(Exercise inputs)

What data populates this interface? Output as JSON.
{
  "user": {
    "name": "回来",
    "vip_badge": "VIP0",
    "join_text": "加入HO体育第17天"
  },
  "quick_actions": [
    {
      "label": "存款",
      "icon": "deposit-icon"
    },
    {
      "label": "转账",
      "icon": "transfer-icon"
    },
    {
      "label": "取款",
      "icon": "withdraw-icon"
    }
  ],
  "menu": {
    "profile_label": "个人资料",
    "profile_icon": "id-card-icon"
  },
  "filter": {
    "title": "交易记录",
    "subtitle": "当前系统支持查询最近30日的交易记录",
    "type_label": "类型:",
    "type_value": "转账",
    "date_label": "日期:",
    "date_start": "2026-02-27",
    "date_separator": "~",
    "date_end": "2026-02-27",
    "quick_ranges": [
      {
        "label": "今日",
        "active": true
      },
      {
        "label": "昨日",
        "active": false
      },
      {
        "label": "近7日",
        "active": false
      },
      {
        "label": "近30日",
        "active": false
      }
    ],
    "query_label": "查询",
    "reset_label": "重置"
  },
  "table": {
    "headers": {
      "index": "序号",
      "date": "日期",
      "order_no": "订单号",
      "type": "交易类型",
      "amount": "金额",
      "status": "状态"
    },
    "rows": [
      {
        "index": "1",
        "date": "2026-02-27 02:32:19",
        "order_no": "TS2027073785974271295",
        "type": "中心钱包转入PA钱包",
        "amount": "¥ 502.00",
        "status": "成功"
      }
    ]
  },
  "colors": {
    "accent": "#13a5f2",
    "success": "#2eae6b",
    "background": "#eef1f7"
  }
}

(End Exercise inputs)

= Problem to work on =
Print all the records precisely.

= Solution =
What data populates this interface? Output as JSON.
{
  "user": {
    "name": "回来",
    "vip_badge": "VIP0",
    "join_text": "加入HO体育第17天"
  },
  "quick_actions": [
    {
      "label": "存款",
      "icon": "deposit-icon"
    },
    {
      "label": "转账",
      "icon": "transfer-icon"
    },
    {
      "label": "取款",
      "icon": "withdraw-icon"
    }
  ],
  "menu": {
    "profile_label": "个人资料",
    "profile_icon": "id-card-icon"
  },
  "filter": {
    "title": "交易记录",
    "subtitle": "当前系统支持查询最近30日的交易记录",
    "type_label": "类型:",
    "type_value": "转账",
    "date_label": "日期:",
    "date_start": "2026-02-27",
    "date_separator": "~",
    "date_end": "2026-02-27",
    "quick_ranges": [
      {
        "label": "今日",
        "active": true
      },
      {
        "label": "昨日",
        "active": false
      },
      {
        "label": "近7日",
        "active": false
      },
      {
        "label": "近30日",
        "active": false
      }
    ],
    "query_label": "查询",
    "reset_label": "重置"
  },
  "table": {
    "headers": {
      "index": "序号",
      "date": "日期",
      "order_no": "订单号",
      "type": "交易类型",
      "amount": "金额",
      "status": "状态"
    },
    "rows": [
      {
        "index": "1",
        "date": "2026-02-27 02:32:19",
        "order_no": "TS2027073785974271295",
        "type": "中心钱包转入PA钱包",
        "amount": "¥ 502.00",
        "status": "成功"
      }
    ]
  },
  "colors": {
    "accent": "#13a5f2",
    "success": "#2eae6b",
    "background": "#eef1f7"
  }
}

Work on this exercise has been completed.